dirty beaches - badlands cover - fuzzcrush review

Zoo, 2011

Dirty Beaches



Badlands exhumes the exquisite corpse of an America that never truly existed. Think Route 66, neon-lit roadside diners and American Bandstand. The sound is immediate, and the atmosphere unmistakeable.

Permission to Land album cover

Atlantic Records, 2003

The Darkness

Permission to Land


There's an unpretentiously honest feel-good factor here that separates them from contemporaries like Jet

April 19, 2020


There were lots of things that should have gone against The Darkness on their debut. Guitarist and singer Justin Hawkins‘ teeth were something out of an Austin Powers film. Their on-stage getup would make Def Leppard blush. They played muscular rock ‘n roll but every member looked like a skinny nerd who’d rather be listening to Pavement than doing a split while playing a masturbatory guitar solo.

And yet, they pull it all off brilliantly. In addition to being inordinately dedicated to their gimmick, The Darkness are masterful musicians who know exactly what tweaks to make on their hard rock blueprint to create crossover hits. While “Growing on Me”‘s humorous entendre-ridden lyrics are about contracting an STI, the vocalization and incredible guitar solos would make it right at home in Van Halen‘s back catalog. Hawkins’ Freddie Mercury-inspired falsetto works just as well on a tender ballad like “Love is Only a Feeling” as it does on a barn-stomper like “Get Your Hands Off my Woman”, whose riff was lifted from Nirvana‘s “Stay Away”.

By design, there was no ‘edge’ to their sound, nor did they need one. The lead single (and #1 UK hit) “I Believe in a Thing Called Love” had a Weezer-esque innocence that combined strongly with insanely catchy choruses and solos. There’s an unpretentiously honest feel-good factor that permeates the entire album, and separates them from contemporaries like Jet that tried to tap a similar vein but ended up becoming a douchier Oasis.

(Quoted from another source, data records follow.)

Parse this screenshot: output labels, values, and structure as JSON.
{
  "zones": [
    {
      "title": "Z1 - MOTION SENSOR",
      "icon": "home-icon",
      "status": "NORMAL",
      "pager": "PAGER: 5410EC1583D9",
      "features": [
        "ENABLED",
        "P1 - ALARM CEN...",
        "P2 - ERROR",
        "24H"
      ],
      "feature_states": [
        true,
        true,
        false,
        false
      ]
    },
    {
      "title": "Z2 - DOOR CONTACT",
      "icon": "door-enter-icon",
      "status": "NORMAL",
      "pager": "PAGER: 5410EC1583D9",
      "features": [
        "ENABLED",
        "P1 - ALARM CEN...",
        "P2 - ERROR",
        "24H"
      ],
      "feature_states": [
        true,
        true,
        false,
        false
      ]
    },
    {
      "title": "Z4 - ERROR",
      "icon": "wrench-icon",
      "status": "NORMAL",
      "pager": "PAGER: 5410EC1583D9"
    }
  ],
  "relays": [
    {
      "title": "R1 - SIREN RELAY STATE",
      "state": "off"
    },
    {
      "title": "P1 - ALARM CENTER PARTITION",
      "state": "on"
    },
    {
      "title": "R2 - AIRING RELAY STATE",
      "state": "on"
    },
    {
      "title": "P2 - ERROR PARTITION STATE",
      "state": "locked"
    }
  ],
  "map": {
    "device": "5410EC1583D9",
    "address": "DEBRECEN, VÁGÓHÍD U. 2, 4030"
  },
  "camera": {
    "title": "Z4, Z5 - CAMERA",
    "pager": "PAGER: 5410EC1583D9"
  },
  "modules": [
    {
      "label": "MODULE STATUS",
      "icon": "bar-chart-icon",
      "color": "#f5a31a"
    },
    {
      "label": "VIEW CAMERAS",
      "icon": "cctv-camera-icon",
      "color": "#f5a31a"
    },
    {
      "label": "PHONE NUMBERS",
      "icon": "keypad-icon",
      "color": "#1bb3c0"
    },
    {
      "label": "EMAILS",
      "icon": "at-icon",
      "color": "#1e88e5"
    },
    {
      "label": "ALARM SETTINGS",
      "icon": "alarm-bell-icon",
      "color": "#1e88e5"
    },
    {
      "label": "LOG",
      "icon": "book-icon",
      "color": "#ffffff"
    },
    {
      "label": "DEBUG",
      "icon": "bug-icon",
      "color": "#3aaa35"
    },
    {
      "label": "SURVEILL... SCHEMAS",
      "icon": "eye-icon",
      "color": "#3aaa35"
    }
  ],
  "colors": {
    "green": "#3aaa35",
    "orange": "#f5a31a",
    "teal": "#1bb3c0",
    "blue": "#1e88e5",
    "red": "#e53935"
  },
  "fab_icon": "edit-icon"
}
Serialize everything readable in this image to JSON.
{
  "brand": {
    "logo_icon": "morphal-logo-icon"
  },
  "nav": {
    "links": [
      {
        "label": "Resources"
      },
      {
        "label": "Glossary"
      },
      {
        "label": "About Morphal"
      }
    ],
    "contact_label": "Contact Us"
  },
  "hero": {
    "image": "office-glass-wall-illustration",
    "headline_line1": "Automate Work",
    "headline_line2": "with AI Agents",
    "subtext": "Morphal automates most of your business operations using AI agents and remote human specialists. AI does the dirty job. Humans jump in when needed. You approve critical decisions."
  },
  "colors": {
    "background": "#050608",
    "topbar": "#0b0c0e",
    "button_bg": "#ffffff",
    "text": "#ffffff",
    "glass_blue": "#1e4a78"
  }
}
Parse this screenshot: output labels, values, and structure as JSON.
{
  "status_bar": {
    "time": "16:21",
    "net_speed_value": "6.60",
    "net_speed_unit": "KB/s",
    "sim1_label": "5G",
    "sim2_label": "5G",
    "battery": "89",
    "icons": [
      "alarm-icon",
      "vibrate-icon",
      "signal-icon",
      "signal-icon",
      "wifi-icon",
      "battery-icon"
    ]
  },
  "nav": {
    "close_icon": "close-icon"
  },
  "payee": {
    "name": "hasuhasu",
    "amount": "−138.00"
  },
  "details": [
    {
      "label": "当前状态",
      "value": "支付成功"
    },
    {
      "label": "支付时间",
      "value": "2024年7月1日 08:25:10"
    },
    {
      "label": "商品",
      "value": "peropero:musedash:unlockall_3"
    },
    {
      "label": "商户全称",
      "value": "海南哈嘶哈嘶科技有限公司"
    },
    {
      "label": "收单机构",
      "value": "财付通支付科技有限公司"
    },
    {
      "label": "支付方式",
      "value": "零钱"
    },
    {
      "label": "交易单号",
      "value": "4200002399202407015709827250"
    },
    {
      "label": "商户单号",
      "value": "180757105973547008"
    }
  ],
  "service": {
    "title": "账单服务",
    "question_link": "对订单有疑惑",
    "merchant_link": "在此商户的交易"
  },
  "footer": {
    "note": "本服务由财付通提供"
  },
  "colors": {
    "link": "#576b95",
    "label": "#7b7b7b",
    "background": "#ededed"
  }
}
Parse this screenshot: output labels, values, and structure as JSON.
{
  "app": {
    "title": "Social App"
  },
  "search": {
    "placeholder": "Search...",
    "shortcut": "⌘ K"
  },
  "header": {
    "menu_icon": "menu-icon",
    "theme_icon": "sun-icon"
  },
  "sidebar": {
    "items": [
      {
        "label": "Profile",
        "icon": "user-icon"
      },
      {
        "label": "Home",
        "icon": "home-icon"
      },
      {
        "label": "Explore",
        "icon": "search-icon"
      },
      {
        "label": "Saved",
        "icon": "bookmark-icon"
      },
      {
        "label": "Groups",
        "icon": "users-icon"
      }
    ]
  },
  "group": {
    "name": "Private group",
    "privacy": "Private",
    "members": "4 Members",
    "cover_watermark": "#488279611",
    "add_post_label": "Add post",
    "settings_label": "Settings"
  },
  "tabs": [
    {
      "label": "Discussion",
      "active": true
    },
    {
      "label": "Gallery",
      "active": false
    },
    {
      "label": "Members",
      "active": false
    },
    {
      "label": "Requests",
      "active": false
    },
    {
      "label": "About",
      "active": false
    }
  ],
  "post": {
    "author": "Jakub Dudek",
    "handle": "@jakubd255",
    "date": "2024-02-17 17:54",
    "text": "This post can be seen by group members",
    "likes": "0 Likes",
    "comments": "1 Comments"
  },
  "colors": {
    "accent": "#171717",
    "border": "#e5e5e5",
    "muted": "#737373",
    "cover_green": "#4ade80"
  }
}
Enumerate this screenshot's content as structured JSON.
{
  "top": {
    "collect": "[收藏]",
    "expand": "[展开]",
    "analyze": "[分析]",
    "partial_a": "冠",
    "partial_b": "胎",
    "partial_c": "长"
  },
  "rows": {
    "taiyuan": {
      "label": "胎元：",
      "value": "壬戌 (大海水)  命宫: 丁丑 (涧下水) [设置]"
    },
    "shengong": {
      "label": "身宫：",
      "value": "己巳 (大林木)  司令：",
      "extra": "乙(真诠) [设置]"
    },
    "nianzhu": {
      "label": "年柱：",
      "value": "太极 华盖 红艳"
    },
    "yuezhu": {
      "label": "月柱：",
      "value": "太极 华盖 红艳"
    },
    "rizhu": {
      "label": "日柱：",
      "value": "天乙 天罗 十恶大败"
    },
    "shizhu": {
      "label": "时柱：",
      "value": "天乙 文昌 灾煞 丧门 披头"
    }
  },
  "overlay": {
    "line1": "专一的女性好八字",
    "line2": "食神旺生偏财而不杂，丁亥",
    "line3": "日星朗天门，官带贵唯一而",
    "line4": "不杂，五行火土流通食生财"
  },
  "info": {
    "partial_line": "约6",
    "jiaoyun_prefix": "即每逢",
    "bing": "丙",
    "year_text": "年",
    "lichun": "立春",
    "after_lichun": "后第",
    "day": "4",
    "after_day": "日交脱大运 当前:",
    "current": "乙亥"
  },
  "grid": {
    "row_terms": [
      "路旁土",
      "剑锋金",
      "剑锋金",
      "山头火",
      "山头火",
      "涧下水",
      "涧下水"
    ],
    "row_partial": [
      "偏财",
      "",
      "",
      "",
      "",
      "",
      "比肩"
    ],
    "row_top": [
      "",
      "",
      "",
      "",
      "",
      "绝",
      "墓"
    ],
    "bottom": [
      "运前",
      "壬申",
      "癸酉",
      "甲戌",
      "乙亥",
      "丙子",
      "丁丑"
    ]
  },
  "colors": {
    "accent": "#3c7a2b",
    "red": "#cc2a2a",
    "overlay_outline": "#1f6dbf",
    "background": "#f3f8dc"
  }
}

They simply don’t make rock ‘n roll like this anymore. I mean, they were massively anachronistic as it was in 2003, when the Strokes and the Libertines were the be and end all of guitar rock. But the UK loves themselves some self-aware pastiche, and The Darkness’ over-the-top flamboyance and irreverent attitudes make a very fun listen. Highly recommended.